If there's one thing financial advisers can do to serve our greater community, it's to impress upon young people the importance of spending less than they earn and saving for the future. Unfortunately, bland lectures from graying, well-meaning advisers or wise uncles usually have little impact on our tweeting 25-year-old targets. The answer? It may be to scare them.
The mathematical benefit of saving while young is indisputable. Let's say you're 25 and save $5,000 a year. You do this for 10 years and then upon getting married and having kids you stop putting money away for good.
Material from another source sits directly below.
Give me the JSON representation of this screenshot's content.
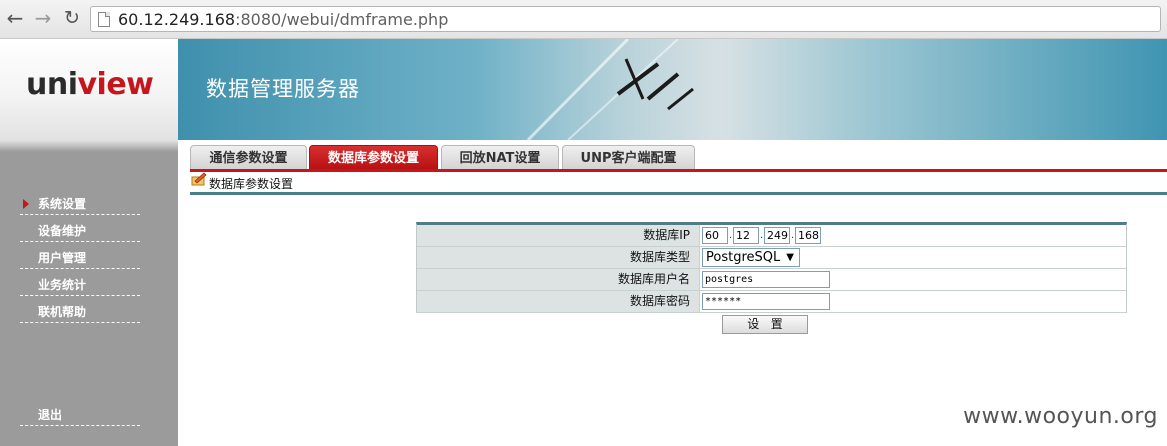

Compare this with your friend who doesn't start saving $5,000 a year until age 35. They far outlast your meager 10-year record by keeping it up for 30 years.
You've heard me say this before. We can show young people spreadsheets and articles all day, but with many it fails to sink in. But now there's an app that trumps the impact of a dry spreadsheet. A very scary app.
Merrill Lynch has performed an admirable service with its Face Retirement app available at faceretirement.merilledge.com. With a snapshot and information about your gender and age, the app shows what you will look like 15, 20 and 30 years from now and offers helpful projections of what things will cost later in life.
As you flip through increasingly older versions of yourself, your first instinct may be to reach for the moisturizer (or Photoshop) to counteract 30 more years of sunny and dry Front Range living. But it has a real purpose. Having 20-year-olds see their retirement-age selves may motivate them to place higher value on their futures.
A Stanford University study had college-age subjects look at current photos of themselves while other participants interacted with realistic renderings of their 70-year-old versions. Those who looked at their older selves exhibited "lower discounting of future rewards and higher contributions to saving accounts." This means they started thinking more about their futures.
If you're in your 20s or 30s or love someone who is, I encourage you to use this app to look at the future you. After you're done sharing how you look at age 77 with your Facebook friends, you may decide to kick an extra percent or two into your 401(k). Your financial future depends on it.
David Gardner is a certified financial planner with a practice in Boulder. He can be reached at yellowstonefinancial.com.